I think XML is fine. XML parsing is done at the document level, so we can safely find out or ignore the existence of the extra parameter and not worry about the size of data. I tried calling getFileChecksum() over Hftp between a patched 0.23 cluster and a 1.0.x cluster, and it worked fine both ways.
The change you suggested does not solve the whole problem. The magic number is like a simple binary length field. Presence/absence of it tells you how much data you need to read. So the read-side of patched version works even when reading from an unpatched version. But it's not true for the other way around. The unpatched version will always leave something unread in the stream. XML is nice in that it inherently has begin and end marker and not sensitive to size changes.
Since JsonUtil depends on this serialization/deserialization methods I don't think it cannot obtain the bidirectional compatibility by modifying only one side. If it had used XML and did not do the length check, it would have no such problem. Fully Json-ized approach could have worked as well.
One approach I can think of is to leave the current readFields()/write() methods unchanged.
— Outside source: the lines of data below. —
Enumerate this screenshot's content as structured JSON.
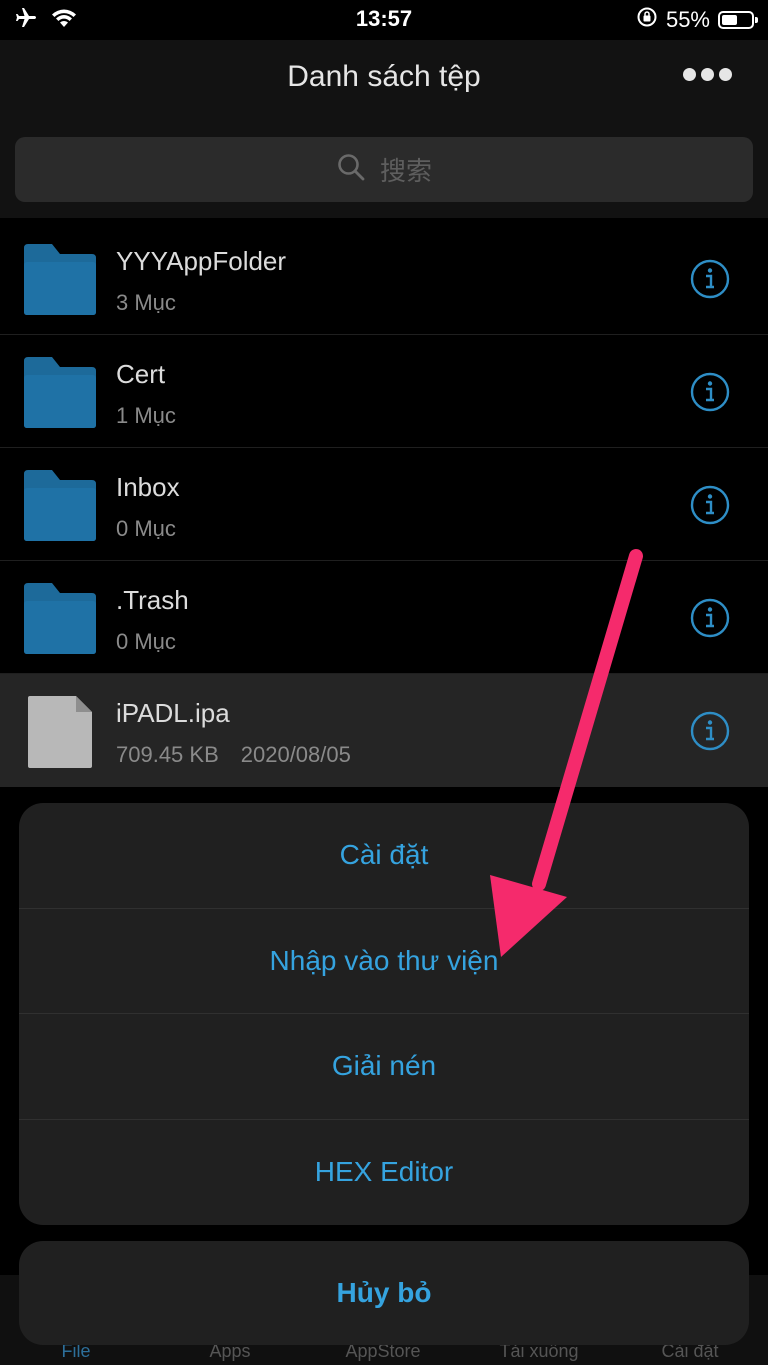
{
  "status": {
    "time": "13:57",
    "battery_percent": "55%",
    "battery_level": 0.55
  },
  "nav": {
    "title": "Danh sách tệp",
    "more_icon": "more-icon"
  },
  "search": {
    "placeholder": "搜索"
  },
  "files": [
    {
      "name": "YYYAppFolder",
      "meta": "3 Mục",
      "type": "folder"
    },
    {
      "name": "Cert",
      "meta": "1 Mục",
      "type": "folder"
    },
    {
      "name": "Inbox",
      "meta": "0 Mục",
      "type": "folder"
    },
    {
      "name": ".Trash",
      "meta": "0 Mục",
      "type": "folder"
    },
    {
      "name": "iPADL.ipa",
      "size": "709.45 KB",
      "date": "2020/08/05",
      "type": "file"
    }
  ],
  "action_sheet": {
    "items": [
      "Cài đặt",
      "Nhập vào thư viện",
      "Giải nén",
      "HEX Editor"
    ],
    "cancel": "Hủy bỏ"
  },
  "tabs": [
    "File",
    "Apps",
    "AppStore",
    "Tải xuống",
    "Cài đặt"
  ],
  "colors": {
    "accent": "#35a3df",
    "folder": "#1d6a9a",
    "arrow": "#f52a6c"
  }
}
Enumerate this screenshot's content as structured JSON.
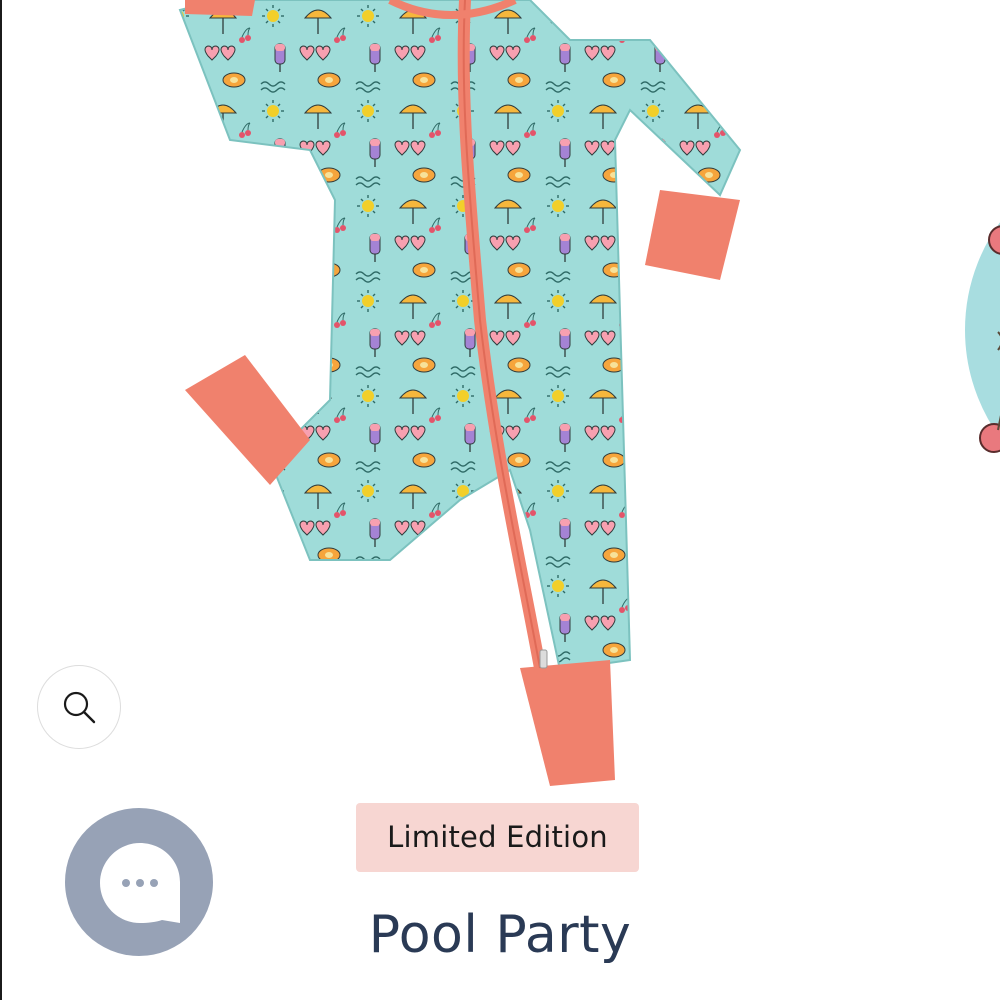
{
  "product": {
    "badge": "Limited Edition",
    "title": "Pool Party",
    "image": "pool-party-zip-romper"
  },
  "controls": {
    "zoom_icon": "search-icon",
    "chat_icon": "chat-bubble-icon"
  },
  "colors": {
    "fabric": "#9fdcd9",
    "trim": "#f0816d",
    "badge_bg": "#f7d6d2",
    "title": "#2a3a55",
    "chat_button": "#97a2b6"
  }
}
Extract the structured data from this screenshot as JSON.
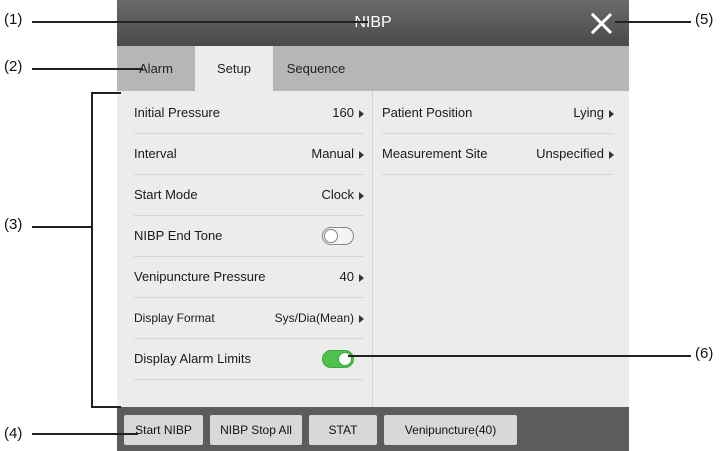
{
  "callouts": [
    "(1)",
    "(2)",
    "(3)",
    "(4)",
    "(5)",
    "(6)"
  ],
  "window": {
    "title": "NIBP"
  },
  "tabs": [
    {
      "label": "Alarm",
      "active": false
    },
    {
      "label": "Setup",
      "active": true
    },
    {
      "label": "Sequence",
      "active": false
    }
  ],
  "left_rows": [
    {
      "label": "Initial Pressure",
      "value": "160"
    },
    {
      "label": "Interval",
      "value": "Manual"
    },
    {
      "label": "Start Mode",
      "value": "Clock"
    },
    {
      "label": "NIBP End Tone",
      "toggle": "off"
    },
    {
      "label": "Venipuncture Pressure",
      "value": "40"
    },
    {
      "label": "Display Format",
      "value": "Sys/Dia(Mean)"
    },
    {
      "label": "Display Alarm Limits",
      "toggle": "on"
    }
  ],
  "right_rows": [
    {
      "label": "Patient Position",
      "value": "Lying"
    },
    {
      "label": "Measurement Site",
      "value": "Unspecified"
    }
  ],
  "bottom_buttons": [
    {
      "label": "Start NIBP"
    },
    {
      "label": "NIBP Stop All"
    },
    {
      "label": "STAT"
    },
    {
      "label": "Venipuncture(40)"
    }
  ],
  "colors": {
    "title_bar": "#555555",
    "tab_bar": "#b6b6b6",
    "panel": "#ececec",
    "bottom_bar": "#5c5c5c",
    "toggle_on": "#4cc24c"
  }
}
I think only WebHdfs is using it and if that is true, we can make WebHdfs actually send and receive everything in JSON format and keep the current "bytes" Json field as is. When it does not find the "new" fields from an old data source, it can do the old deserialization on "bytes". Similarly, it should send everything in individual JSON field as well as the old serialzed "bytes".
It may be better to move the JSON util methods to MD5MD5CRC32FileChecksum.java, since they will have to know the internals of MD5MD5CRC32FileChecksum.